─── The data ───

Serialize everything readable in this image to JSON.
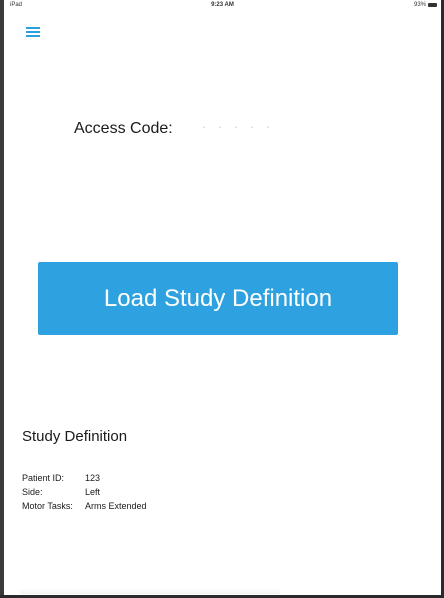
{
  "status_bar": {
    "carrier": "iPad",
    "time": "9:23 AM",
    "battery": "93%"
  },
  "access": {
    "label": "Access Code:",
    "value": "· · · · ·"
  },
  "load_button": {
    "label": "Load Study Definition"
  },
  "study": {
    "title": "Study Definition",
    "fields": [
      {
        "key": "Patient ID:",
        "value": "123"
      },
      {
        "key": "Side:",
        "value": "Left"
      },
      {
        "key": "Motor Tasks:",
        "value": "Arms Extended"
      }
    ]
  },
  "colors": {
    "accent": "#2ea2e0",
    "background": "#ffffff",
    "text": "#1a1a1a"
  },
  "icons": {
    "menu": "hamburger-menu-icon",
    "battery": "battery-icon"
  }
}
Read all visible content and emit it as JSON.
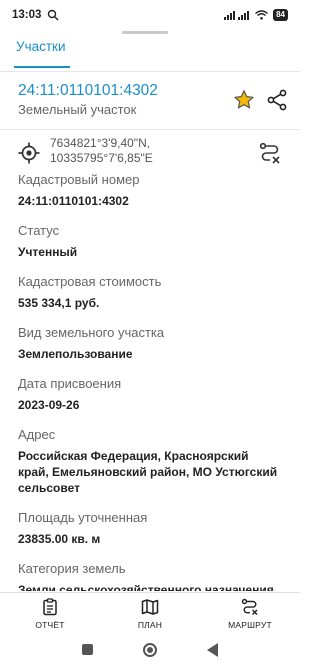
{
  "status_bar": {
    "time": "13:03",
    "battery": "84"
  },
  "tabs": [
    {
      "label": "Участки"
    }
  ],
  "parcel": {
    "number": "24:11:0110101:4302",
    "type": "Земельный участок",
    "coordinates": {
      "lat": "7634821°3'9,40\"N,",
      "lon": "10335795°7'6,85\"E"
    }
  },
  "fields": [
    {
      "label": "Кадастровый номер",
      "value": "24:11:0110101:4302"
    },
    {
      "label": "Статус",
      "value": "Учтенный"
    },
    {
      "label": "Кадастровая стоимость",
      "value": "535 334,1 руб."
    },
    {
      "label": "Вид земельного участка",
      "value": "Землепользование"
    },
    {
      "label": "Дата присвоения",
      "value": "2023-09-26"
    },
    {
      "label": "Адрес",
      "value": "Российская Федерация, Красноярский край, Емельяновский район, МО Устюгский сельсовет"
    },
    {
      "label": "Площадь уточненная",
      "value": "23835.00 кв. м"
    },
    {
      "label": "Категория земель",
      "value": "Земли сельскохозяйственного назначения"
    }
  ],
  "bottom_nav": [
    {
      "label": "ОТЧЁТ",
      "icon": "clipboard-icon"
    },
    {
      "label": "ПЛАН",
      "icon": "map-icon"
    },
    {
      "label": "МАРШРУТ",
      "icon": "route-icon"
    }
  ],
  "colors": {
    "accent": "#1a8fc9",
    "star": "#f2b705"
  }
}
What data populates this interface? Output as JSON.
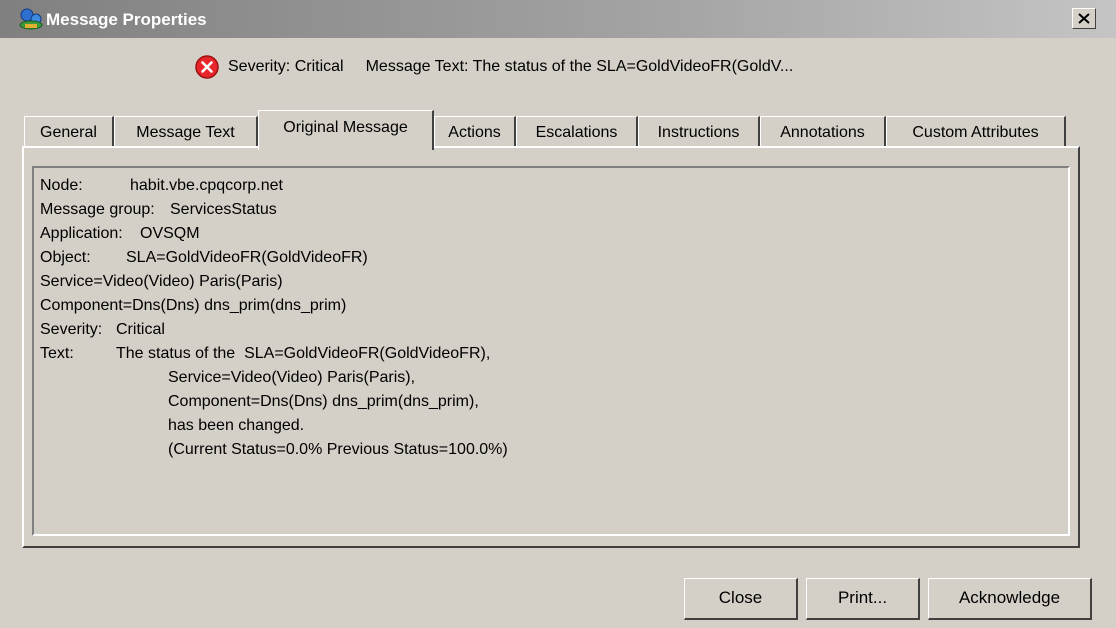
{
  "window": {
    "title": "Message Properties",
    "icon": "network-nodes-icon"
  },
  "summary": {
    "severity_label": "Severity:",
    "severity_value": "Critical",
    "message_label": "Message Text:",
    "message_value": "The status of the  SLA=GoldVideoFR(GoldV...",
    "severity_icon": "critical-x-icon",
    "severity_color": "#e8252a"
  },
  "tabs": [
    {
      "label": "General",
      "active": false
    },
    {
      "label": "Message Text",
      "active": false
    },
    {
      "label": "Original Message",
      "active": true
    },
    {
      "label": "Actions",
      "active": false
    },
    {
      "label": "Escalations",
      "active": false
    },
    {
      "label": "Instructions",
      "active": false
    },
    {
      "label": "Annotations",
      "active": false
    },
    {
      "label": "Custom Attributes",
      "active": false
    }
  ],
  "original_message": {
    "node_label": "Node:",
    "node_value": "habit.vbe.cpqcorp.net",
    "group_label": "Message group:",
    "group_value": "ServicesStatus",
    "app_label": "Application:",
    "app_value": "OVSQM",
    "object_label": "Object:",
    "object_value": "SLA=GoldVideoFR(GoldVideoFR)",
    "service_line": "Service=Video(Video) Paris(Paris)",
    "component_line": "Component=Dns(Dns) dns_prim(dns_prim)",
    "severity_label": "Severity:",
    "severity_value": "Critical",
    "text_label": "Text:",
    "text_lines": [
      "The status of the  SLA=GoldVideoFR(GoldVideoFR),",
      "Service=Video(Video) Paris(Paris),",
      "Component=Dns(Dns) dns_prim(dns_prim),",
      "has been changed.",
      "(Current Status=0.0% Previous Status=100.0%)"
    ]
  },
  "buttons": {
    "close": "Close",
    "print": "Print...",
    "acknowledge": "Acknowledge"
  }
}
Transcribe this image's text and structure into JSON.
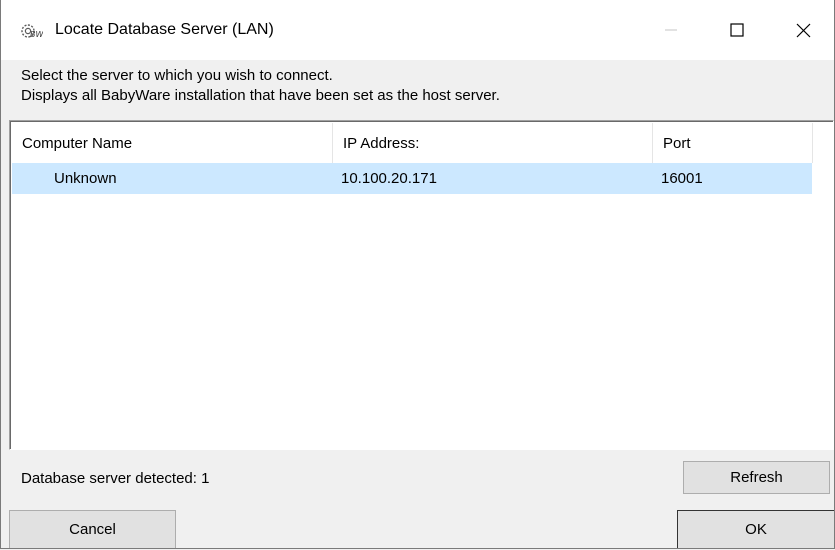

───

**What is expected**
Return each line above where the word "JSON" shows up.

**Task output**
Serialize everything readable in this image to JSON.
Read all visible content and emit it as JSON.
What data populates this interface? Output as JSON.
Transcribe this image's text and structure into JSON.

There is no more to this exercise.